Attorneys with a public interest law firm have filed a lawsuit on behalf of the Religious Rights Foundation of Pennsylvania and the parents of two Centre Country parochial school students.
The school district is said to be "denying parochial students the ability to participate in extracurricular and cocurricular activities at the school district" in violation of the First Amendment's Free Exercise Clause and the 14th Amendment's Equal Protection Clause in the United States Constitution.
"In Pennsylvania, homeschool students are able to participate in these activities, as well as charter school students -- neither of which are enrolled in the State College Area School District," explains Thomas Breth, special counsel to the Thomas More Society.
The school district has a non-discrimination policy that permits non-parochial school students who reside in the district access to school district educational programs and activities. Yet, the school district justifies its exclusion of parochial school students from the same programs and activities by claiming their inclusion would take away opportunities from students attending district schools.
"The fundamental issue is that the State College Area School District is permitting non-students -- students that aren't enrolled in the school district -- to participate in these school district-sponsored activities while excluding parochial school students," the attorney continues.
He says when similar cases have come before the United States Supreme Court in the past, the court has ruled that denying generally available benefits solely on account of religious identity imposes penalties on the free exercise of religion.
Breth expects to have a status conference in front of the judge within the next 60 days. He says the plaintiffs are asking that the students they represent be given the same opportunities to participate in activities as other non-students of the school district.
"We are hoping that they will see the wisdom behind the legal theories and the legal principles that are supported by our United States Constitution, and also the Pennsylvania Constitution, that indicate that students have a fundamental right in the Commonwealth of Pennsylvania to an education," Breth says.
AFN is seeking comment from the school district.
In Massachusetts, a Christian law firm is prepared to fight a public school system for unlawfully discriminating against a Christian school for the curriculum it plans to use.
Mat Staver, founder and chairman of Liberty Counsel, reports that Greenfield Public Schools (GPS District) has refused to approve the application of the Providence Moldovian Baptist Church and its school, Providence Christian Academy, because of its religious mission to teach students using a Christian school curriculum.
Liberty Counsel has sent a letter accusing the district of violating the First Amendment and Massachusetts law and demanding that it refrain from further discrimination and avoid legal action by approving the application by August 10, 2023.
"This curriculum … is accredited by a lot of different accrediting institutions, and it's been around for a long time.
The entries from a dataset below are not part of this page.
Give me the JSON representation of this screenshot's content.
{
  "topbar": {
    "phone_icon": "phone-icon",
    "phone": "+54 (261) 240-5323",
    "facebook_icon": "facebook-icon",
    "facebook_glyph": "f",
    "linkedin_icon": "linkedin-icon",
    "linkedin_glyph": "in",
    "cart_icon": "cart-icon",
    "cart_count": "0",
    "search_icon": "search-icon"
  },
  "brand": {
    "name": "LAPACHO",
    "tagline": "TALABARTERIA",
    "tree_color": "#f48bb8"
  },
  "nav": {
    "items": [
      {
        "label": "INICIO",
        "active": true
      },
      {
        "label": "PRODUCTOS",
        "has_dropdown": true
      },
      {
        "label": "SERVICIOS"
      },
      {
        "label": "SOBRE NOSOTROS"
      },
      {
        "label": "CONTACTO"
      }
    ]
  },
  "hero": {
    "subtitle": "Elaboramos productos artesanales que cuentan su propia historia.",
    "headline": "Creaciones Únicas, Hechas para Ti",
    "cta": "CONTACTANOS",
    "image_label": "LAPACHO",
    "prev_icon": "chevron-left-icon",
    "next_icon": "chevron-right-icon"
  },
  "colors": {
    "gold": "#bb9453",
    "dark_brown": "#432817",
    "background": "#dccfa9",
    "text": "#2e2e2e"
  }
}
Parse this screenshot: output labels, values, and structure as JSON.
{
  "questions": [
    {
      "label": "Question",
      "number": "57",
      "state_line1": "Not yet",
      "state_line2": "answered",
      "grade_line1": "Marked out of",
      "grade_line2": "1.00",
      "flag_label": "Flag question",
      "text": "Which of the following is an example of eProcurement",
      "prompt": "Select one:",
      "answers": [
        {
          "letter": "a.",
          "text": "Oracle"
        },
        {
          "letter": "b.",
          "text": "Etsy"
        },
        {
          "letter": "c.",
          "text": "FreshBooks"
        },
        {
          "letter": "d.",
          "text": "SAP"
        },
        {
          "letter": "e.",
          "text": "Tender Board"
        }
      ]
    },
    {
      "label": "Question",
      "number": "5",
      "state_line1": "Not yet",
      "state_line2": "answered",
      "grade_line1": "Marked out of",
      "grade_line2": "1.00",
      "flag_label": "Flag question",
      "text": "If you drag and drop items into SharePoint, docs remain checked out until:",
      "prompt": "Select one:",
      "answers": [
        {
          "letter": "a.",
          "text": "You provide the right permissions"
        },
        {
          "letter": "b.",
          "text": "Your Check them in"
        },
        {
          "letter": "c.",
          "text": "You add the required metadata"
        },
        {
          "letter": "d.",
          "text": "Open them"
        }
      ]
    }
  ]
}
It's produced by Pensacola Christian College, and it's used a lot for homeschoolers," Staver explains. "In fact, in Massachusetts, homeschoolers are able to use the Abeka program, so it should be a no-brainer that the school would not take issue with the Abeka program."
Instead, the GPS District has gone on record to denigrate Abeka, Christian teaching, Christian curriculum, and Providence Christian Academy.
"[To say] that their kids in Massachusetts should have nothing to do with this kind of teaching is egregious," Staver contends. "So, we sent that letter demanding that they respond with full authorization for the school so they can operate effectively on September the 5th. If they don't, then we will litigate."
He adds that this is "an outrageous situation."
In Wisconsin, a conservative law firm this week filed an open records lawsuit against a school in Eau Claire. Wisconsin Institute for Law & Liberty (WILL) attorney Cory Brewer says the focus is on parental involvement and school districts' transparency.
"What prompted this lawsuit was an announcement that was made to children on the second to last day of school … in early June," she explains. "Students were called into the music room to hear about one of their teachers that was undergoing a gender transition from male to female."
Parents were not notified about that ahead of time, and official requests for the script were denied, with parents and WILL being told that the statement was only to be read verbally, not shared electronically.
"We've asked the court to require the district to produce this document," Brewer details about the lawsuit. "We think it's a pretty clear violation of open records law for the district to withhold it."
The district now claims it cannot produce the statement because it is part of an ongoing investigation.
"After the events of June 5 and the inquiries received from certain parents, it was decided that there should be a formal investigation of the events of that day (and the planning that preceded that day) to determine if there were any missteps under school district policy," a statement from the Eau Claire Area School District to AFN reads. "With the summer season upon us, the investigation has encountered some issues with witness/employee availability. Work on the investigation is ongoing."
Meanwhile, WILL hopes to address the "pattern of this lack of transparency."
"Parents in states all over the country are understandably frustrated, so we're really glad to be taking a stand on their behalf and advocating for more transparency and more parental involvement on these types of issues," she says.